TASK DIRECTIONS => All of the data below should be repeated exactly. Pictures should not be included.

BEGIN

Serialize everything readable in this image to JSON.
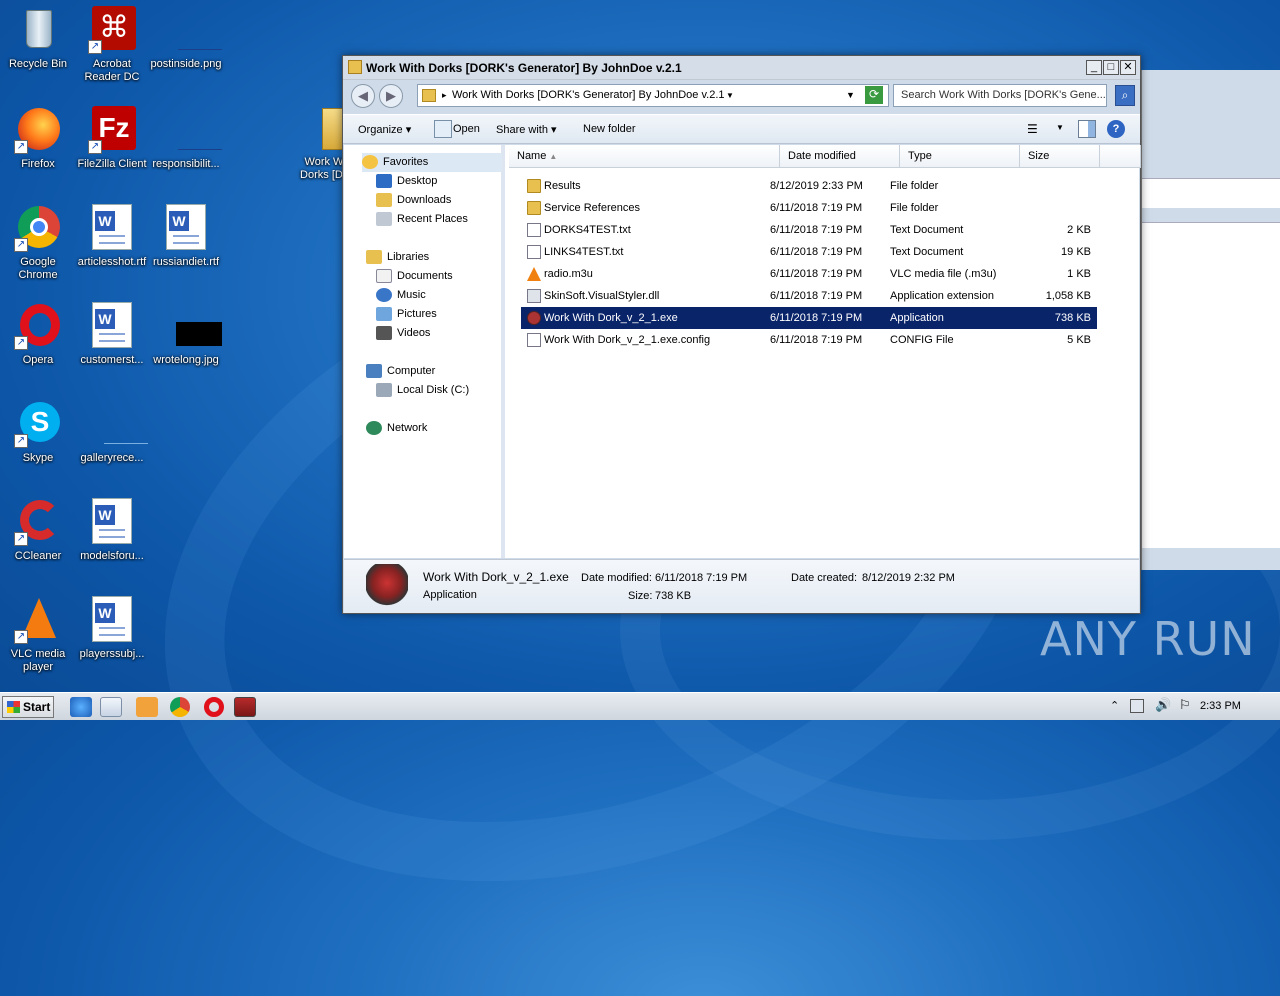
{
  "desktop": {
    "icons": [
      {
        "label": "Recycle Bin"
      },
      {
        "label": "Acrobat Reader DC"
      },
      {
        "label": "postinside.png"
      },
      {
        "label": "Firefox"
      },
      {
        "label": "FileZilla Client"
      },
      {
        "label": "responsibilit..."
      },
      {
        "label": "Work W... Dorks [D..."
      },
      {
        "label": "Google Chrome"
      },
      {
        "label": "articlesshot.rtf"
      },
      {
        "label": "russiandiet.rtf"
      },
      {
        "label": "Opera"
      },
      {
        "label": "customerst..."
      },
      {
        "label": "wrotelong.jpg"
      },
      {
        "label": "Skype"
      },
      {
        "label": "galleryrece..."
      },
      {
        "label": "CCleaner"
      },
      {
        "label": "modelsforu..."
      },
      {
        "label": "VLC media player"
      },
      {
        "label": "playerssubj..."
      }
    ]
  },
  "window": {
    "title": "Work With Dorks [DORK's Generator] By JohnDoe v.2.1",
    "address": "Work With Dorks [DORK's Generator] By JohnDoe v.2.1",
    "search_placeholder": "Search Work With Dorks [DORK's Gene...",
    "toolbar": {
      "organize": "Organize",
      "open": "Open",
      "share_with": "Share with",
      "new_folder": "New folder"
    },
    "nav": {
      "favorites": "Favorites",
      "desktop": "Desktop",
      "downloads": "Downloads",
      "recent": "Recent Places",
      "libraries": "Libraries",
      "documents": "Documents",
      "music": "Music",
      "pictures": "Pictures",
      "videos": "Videos",
      "computer": "Computer",
      "local_disk": "Local Disk (C:)",
      "network": "Network"
    },
    "columns": {
      "name": "Name",
      "date": "Date modified",
      "type": "Type",
      "size": "Size"
    },
    "files": [
      {
        "name": "Results",
        "date": "8/12/2019 2:33 PM",
        "type": "File folder",
        "size": "",
        "icon": "folder-icon"
      },
      {
        "name": "Service References",
        "date": "6/11/2018 7:19 PM",
        "type": "File folder",
        "size": "",
        "icon": "folder-icon"
      },
      {
        "name": "DORKS4TEST.txt",
        "date": "6/11/2018 7:19 PM",
        "type": "Text Document",
        "size": "2 KB",
        "icon": "text-file-icon"
      },
      {
        "name": "LINKS4TEST.txt",
        "date": "6/11/2018 7:19 PM",
        "type": "Text Document",
        "size": "19 KB",
        "icon": "text-file-icon"
      },
      {
        "name": "radio.m3u",
        "date": "6/11/2018 7:19 PM",
        "type": "VLC media file (.m3u)",
        "size": "1 KB",
        "icon": "vlc-icon"
      },
      {
        "name": "SkinSoft.VisualStyler.dll",
        "date": "6/11/2018 7:19 PM",
        "type": "Application extension",
        "size": "1,058 KB",
        "icon": "dll-icon"
      },
      {
        "name": "Work With Dork_v_2_1.exe",
        "date": "6/11/2018 7:19 PM",
        "type": "Application",
        "size": "738 KB",
        "icon": "exe-icon"
      },
      {
        "name": "Work With Dork_v_2_1.exe.config",
        "date": "6/11/2018 7:19 PM",
        "type": "CONFIG File",
        "size": "5 KB",
        "icon": "config-icon"
      }
    ],
    "details": {
      "name": "Work With Dork_v_2_1.exe",
      "modified_label": "Date modified:",
      "modified": "6/11/2018 7:19 PM",
      "created_label": "Date created:",
      "created": "8/12/2019 2:32 PM",
      "type": "Application",
      "size_label": "Size:",
      "size": "738 KB"
    }
  },
  "taskbar": {
    "start": "Start",
    "clock": "2:33 PM"
  },
  "watermark": "ANY RUN"
}
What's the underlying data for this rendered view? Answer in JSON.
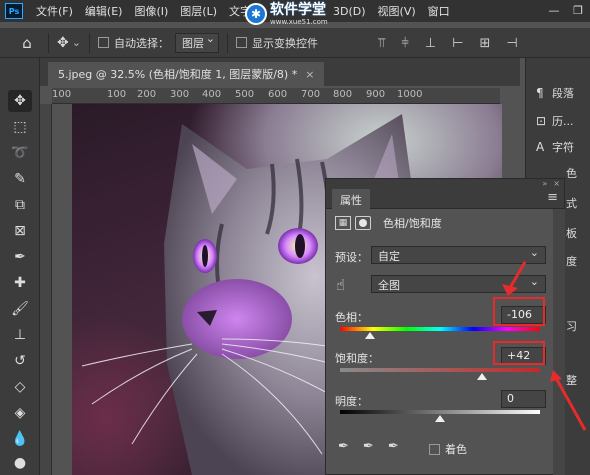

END

RESULT FOR THIS TASK =>
Serialize everything readable in this image to JSON.
{
  "desktop": {
    "icons": [
      {
        "label": "Recycle Bin"
      },
      {
        "label": "Acrobat Reader DC"
      },
      {
        "label": "postinside.png"
      },
      {
        "label": "Firefox"
      },
      {
        "label": "FileZilla Client"
      },
      {
        "label": "responsibilit..."
      },
      {
        "label": "Work W... Dorks [D..."
      },
      {
        "label": "Google Chrome"
      },
      {
        "label": "articlesshot.rtf"
      },
      {
        "label": "russiandiet.rtf"
      },
      {
        "label": "Opera"
      },
      {
        "label": "customerst..."
      },
      {
        "label": "wrotelong.jpg"
      },
      {
        "label": "Skype"
      },
      {
        "label": "galleryrece..."
      },
      {
        "label": "CCleaner"
      },
      {
        "label": "modelsforu..."
      },
      {
        "label": "VLC media player"
      },
      {
        "label": "playerssubj..."
      }
    ]
  },
  "window": {
    "title": "Work With Dorks [DORK's Generator] By JohnDoe v.2.1",
    "address": "Work With Dorks [DORK's Generator] By JohnDoe v.2.1",
    "search_placeholder": "Search Work With Dorks [DORK's Gene...",
    "toolbar": {
      "organize": "Organize",
      "open": "Open",
      "share_with": "Share with",
      "new_folder": "New folder"
    },
    "nav": {
      "favorites": "Favorites",
      "desktop": "Desktop",
      "downloads": "Downloads",
      "recent": "Recent Places",
      "libraries": "Libraries",
      "documents": "Documents",
      "music": "Music",
      "pictures": "Pictures",
      "videos": "Videos",
      "computer": "Computer",
      "local_disk": "Local Disk (C:)",
      "network": "Network"
    },
    "columns": {
      "name": "Name",
      "date": "Date modified",
      "type": "Type",
      "size": "Size"
    },
    "files": [
      {
        "name": "Results",
        "date": "8/12/2019 2:33 PM",
        "type": "File folder",
        "size": "",
        "icon": "folder-icon"
      },
      {
        "name": "Service References",
        "date": "6/11/2018 7:19 PM",
        "type": "File folder",
        "size": "",
        "icon": "folder-icon"
      },
      {
        "name": "DORKS4TEST.txt",
        "date": "6/11/2018 7:19 PM",
        "type": "Text Document",
        "size": "2 KB",
        "icon": "text-file-icon"
      },
      {
        "name": "LINKS4TEST.txt",
        "date": "6/11/2018 7:19 PM",
        "type": "Text Document",
        "size": "19 KB",
        "icon": "text-file-icon"
      },
      {
        "name": "radio.m3u",
        "date": "6/11/2018 7:19 PM",
        "type": "VLC media file (.m3u)",
        "size": "1 KB",
        "icon": "vlc-icon"
      },
      {
        "name": "SkinSoft.VisualStyler.dll",
        "date": "6/11/2018 7:19 PM",
        "type": "Application extension",
        "size": "1,058 KB",
        "icon": "dll-icon"
      },
      {
        "name": "Work With Dork_v_2_1.exe",
        "date": "6/11/2018 7:19 PM",
        "type": "Application",
        "size": "738 KB",
        "icon": "exe-icon"
      },
      {
        "name": "Work With Dork_v_2_1.exe.config",
        "date": "6/11/2018 7:19 PM",
        "type": "CONFIG File",
        "size": "5 KB",
        "icon": "config-icon"
      }
    ],
    "details": {
      "name": "Work With Dork_v_2_1.exe",
      "modified_label": "Date modified:",
      "modified": "6/11/2018 7:19 PM",
      "created_label": "Date created:",
      "created": "8/12/2019 2:32 PM",
      "type": "Application",
      "size_label": "Size:",
      "size": "738 KB"
    }
  },
  "taskbar": {
    "start": "Start",
    "clock": "2:33 PM"
  },
  "watermark": "ANY RUN"
}
What's the underlying data for this rendered view? Answer in JSON.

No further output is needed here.